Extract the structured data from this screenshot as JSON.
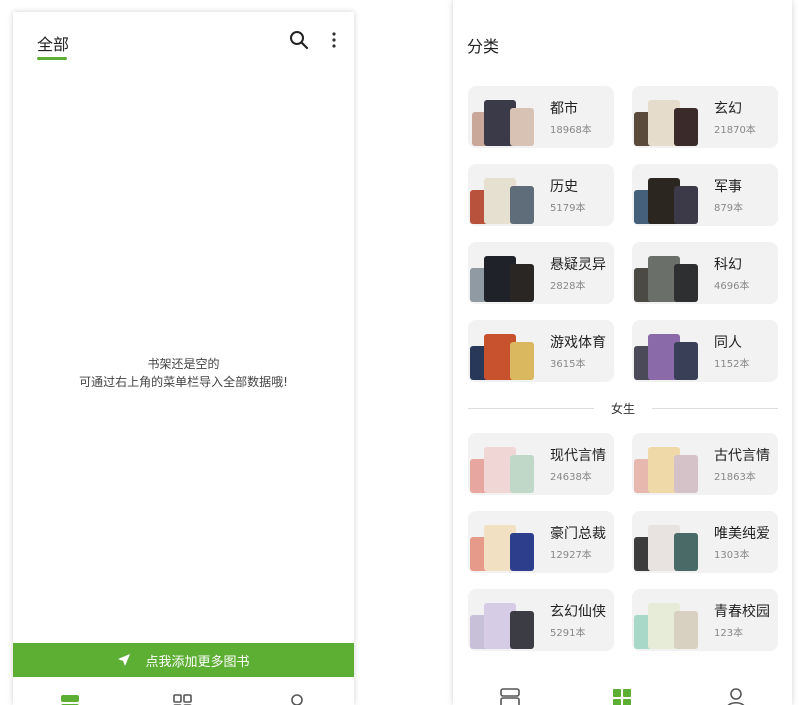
{
  "left": {
    "tab_label": "全部",
    "empty_line1": "书架还是空的",
    "empty_line2": "可通过右上角的菜单栏导入全部数据哦!",
    "add_bar_label": "点我添加更多图书",
    "accent_color": "#5daf34"
  },
  "right": {
    "section_title": "分类",
    "male_categories": [
      {
        "name": "都市",
        "count": "18968本"
      },
      {
        "name": "玄幻",
        "count": "21870本"
      },
      {
        "name": "历史",
        "count": "5179本"
      },
      {
        "name": "军事",
        "count": "879本"
      },
      {
        "name": "悬疑灵异",
        "count": "2828本"
      },
      {
        "name": "科幻",
        "count": "4696本"
      },
      {
        "name": "游戏体育",
        "count": "3615本"
      },
      {
        "name": "同人",
        "count": "1152本"
      }
    ],
    "divider_label": "女生",
    "female_categories": [
      {
        "name": "现代言情",
        "count": "24638本"
      },
      {
        "name": "古代言情",
        "count": "21863本"
      },
      {
        "name": "豪门总裁",
        "count": "12927本"
      },
      {
        "name": "唯美纯爱",
        "count": "1303本"
      },
      {
        "name": "玄幻仙侠",
        "count": "5291本"
      },
      {
        "name": "青春校园",
        "count": "123本"
      }
    ]
  },
  "icons": {
    "search": "search-icon",
    "more": "more-vertical-icon",
    "navigate": "navigate-arrow-icon",
    "bookshelf": "bookshelf-icon",
    "category": "grid-icon",
    "profile": "person-icon"
  }
}
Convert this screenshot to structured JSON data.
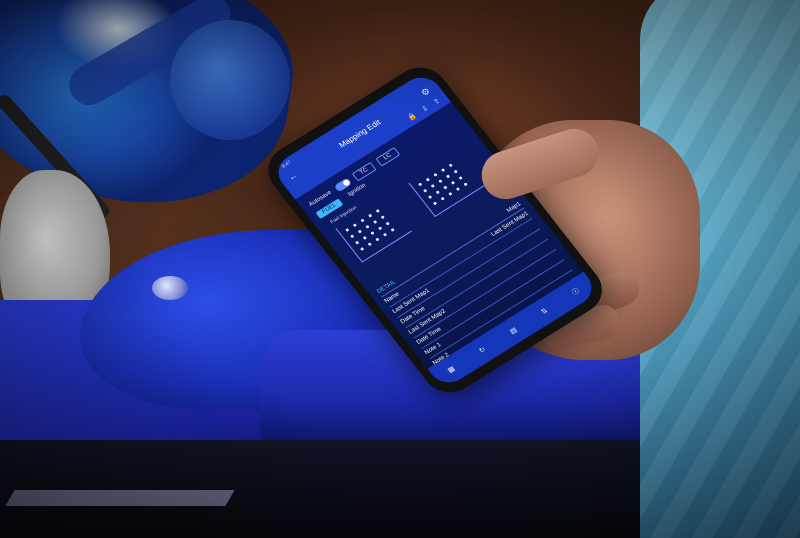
{
  "app": {
    "status_time": "9:47",
    "title": "Mapping Edit",
    "back_icon": "back-arrow-icon",
    "settings_icon": "gear-icon"
  },
  "toolbar": {
    "icons": [
      "lock-icon",
      "download-icon",
      "upload-icon"
    ]
  },
  "mode": {
    "autosave_label": "Autosave",
    "tabs": [
      "TC",
      "LC"
    ]
  },
  "subtabs": {
    "active": "FUEL",
    "inactive": "Ignition"
  },
  "chart": {
    "label": "Fuel Injection"
  },
  "detail": {
    "header_label": "DETAIL",
    "header_value": "Map1",
    "rows": [
      {
        "label": "Name",
        "value": "Last Sent Map1"
      },
      {
        "label": "Last Sent Map1",
        "value": ""
      },
      {
        "label": "Date Time",
        "value": ""
      },
      {
        "label": "Last Sent Map2",
        "value": ""
      },
      {
        "label": "Date Time",
        "value": ""
      },
      {
        "label": "Note 1",
        "value": ""
      },
      {
        "label": "Note 2",
        "value": ""
      }
    ]
  },
  "bottom_nav": {
    "icons": [
      "map-icon",
      "history-icon",
      "document-icon",
      "sliders-icon",
      "info-icon"
    ]
  },
  "colors": {
    "accent": "#3bb8ff",
    "appbar": "#1b3fc8",
    "screen_bg": "#0a1a6e"
  }
}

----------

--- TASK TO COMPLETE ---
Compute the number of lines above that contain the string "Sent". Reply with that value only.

--- ANSWER TO THIS TASK ---
3